Freaks, monsters—that’s what conjoined twins were called in 1908. And so their mother abandoned Violet and Daisy to the care of her midwife, who immediately put the babies on exhibition in the back room of her pub, embarking on a course of blatant exploitation that would range from the Brighton seashore to Australian amusement parks, American sideshows, and eventually to the most phenomenal success in vaudeville’s history.
But Violet and Daisy were more than just an exhibit, of course. They were two distinct individuals with remarkably harmonious personalities: Violet thoughtful yet candid, Daisy impulsive and easygoing. Above all, they were sisters.

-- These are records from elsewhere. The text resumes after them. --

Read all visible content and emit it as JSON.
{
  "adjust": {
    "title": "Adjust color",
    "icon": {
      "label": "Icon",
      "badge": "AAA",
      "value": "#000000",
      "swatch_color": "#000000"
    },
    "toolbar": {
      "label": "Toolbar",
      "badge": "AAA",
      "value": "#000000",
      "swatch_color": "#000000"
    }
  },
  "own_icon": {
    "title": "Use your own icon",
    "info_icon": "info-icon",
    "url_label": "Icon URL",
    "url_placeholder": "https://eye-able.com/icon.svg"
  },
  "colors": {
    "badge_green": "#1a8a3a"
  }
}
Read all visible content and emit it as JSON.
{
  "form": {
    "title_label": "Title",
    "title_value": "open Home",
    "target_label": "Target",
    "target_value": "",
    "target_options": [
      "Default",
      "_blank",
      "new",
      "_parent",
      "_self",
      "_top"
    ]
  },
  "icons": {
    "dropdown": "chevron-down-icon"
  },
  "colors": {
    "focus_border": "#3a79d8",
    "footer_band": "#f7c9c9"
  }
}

In a story packed to the brim with questions about individuality, identity, and exploitation, Sarah Miller delivers an engrossing, compassionate portrait of two sisters whose bonds were so sacred that nothing—not even death—would compel Violet and Daisy to break them.
The Waiting Place by Dina Nayeri and Anna Bosch Miralpeix (4/13)
An unflinching look at ten young lives suspended outside of time—and bravely proceeding anyway—inside the Katsikas refugee camp in Greece.
Every war, famine, and flood spits out survivors.
The United Nations High Commissioner for Refugees (UNHCR) cites an unprecedented 71 million forcibly displaced people on the planet today. In 2018, Dina Nayeri—a former refugee herself and the daughter of a refugee—invited documentary photographer Anna Bosch Miralpeix to accompany her to Katsikas, a refugee camp outside Ioannina, Greece, to record the hopes and struggles of ten of them—siblings and friends from Iran and Afganistan. “I wanted to play with them, to enter their imagined worlds, to see the landscape inside their minds,” she says. Ranging in age from five to seventeen, the children live in partitioned shipping-crate homes crowded on a field below a mountain. Robbed of curiosity and purpose, dignity and identity, each battles the dreary monster of a paused life.
Ten lyrical passages lead one into the next, punctuated by intimate photographs, to reveal the dreams, ambitions, and personalities of each displaced child, followed by a powerful account of the author’s own experiences in a camp. Locking the global refugee crisis sharply in focus, The Waiting Place is, finally, an urgent call to change what we teach young people about the nature of home and safety.